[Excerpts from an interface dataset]
☆ ☆ ☆ ☆

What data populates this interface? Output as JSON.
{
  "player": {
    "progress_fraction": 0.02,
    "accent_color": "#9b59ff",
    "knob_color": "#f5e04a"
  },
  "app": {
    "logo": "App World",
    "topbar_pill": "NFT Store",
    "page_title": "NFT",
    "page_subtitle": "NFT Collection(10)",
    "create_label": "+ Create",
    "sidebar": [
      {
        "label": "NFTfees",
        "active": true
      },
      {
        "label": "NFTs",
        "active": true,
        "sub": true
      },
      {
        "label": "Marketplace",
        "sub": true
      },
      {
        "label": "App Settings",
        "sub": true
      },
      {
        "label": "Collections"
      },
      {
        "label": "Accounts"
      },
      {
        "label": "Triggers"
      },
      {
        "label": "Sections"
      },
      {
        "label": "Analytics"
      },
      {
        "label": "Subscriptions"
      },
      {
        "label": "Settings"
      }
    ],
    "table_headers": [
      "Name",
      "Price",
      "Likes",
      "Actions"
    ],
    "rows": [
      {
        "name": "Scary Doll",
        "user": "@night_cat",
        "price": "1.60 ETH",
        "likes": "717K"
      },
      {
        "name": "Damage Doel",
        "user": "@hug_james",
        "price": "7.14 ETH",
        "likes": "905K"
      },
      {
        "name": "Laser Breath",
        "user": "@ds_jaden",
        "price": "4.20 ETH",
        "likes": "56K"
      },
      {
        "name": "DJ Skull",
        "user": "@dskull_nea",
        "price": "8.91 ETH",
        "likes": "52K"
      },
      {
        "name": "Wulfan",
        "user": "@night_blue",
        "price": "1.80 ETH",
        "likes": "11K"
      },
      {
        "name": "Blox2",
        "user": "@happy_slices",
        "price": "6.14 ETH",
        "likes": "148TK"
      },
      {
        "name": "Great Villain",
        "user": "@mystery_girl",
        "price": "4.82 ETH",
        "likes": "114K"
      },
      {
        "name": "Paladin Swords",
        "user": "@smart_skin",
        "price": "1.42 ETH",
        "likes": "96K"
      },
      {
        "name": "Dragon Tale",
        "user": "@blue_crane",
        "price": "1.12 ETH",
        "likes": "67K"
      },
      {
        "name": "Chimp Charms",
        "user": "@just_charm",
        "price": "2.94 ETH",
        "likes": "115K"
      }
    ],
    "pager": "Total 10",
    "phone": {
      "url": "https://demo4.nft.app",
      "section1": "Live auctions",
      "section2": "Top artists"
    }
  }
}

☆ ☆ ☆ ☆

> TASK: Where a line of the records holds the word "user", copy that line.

> FINISHED TASK:
        "user": "@night_cat",
        "user": "@hug_james",
        "user": "@ds_jaden",
        "user": "@dskull_nea",
        "user": "@night_blue",
        "user": "@happy_slices",
        "user": "@mystery_girl",
        "user": "@smart_skin",
        "user": "@blue_crane",
        "user": "@just_charm",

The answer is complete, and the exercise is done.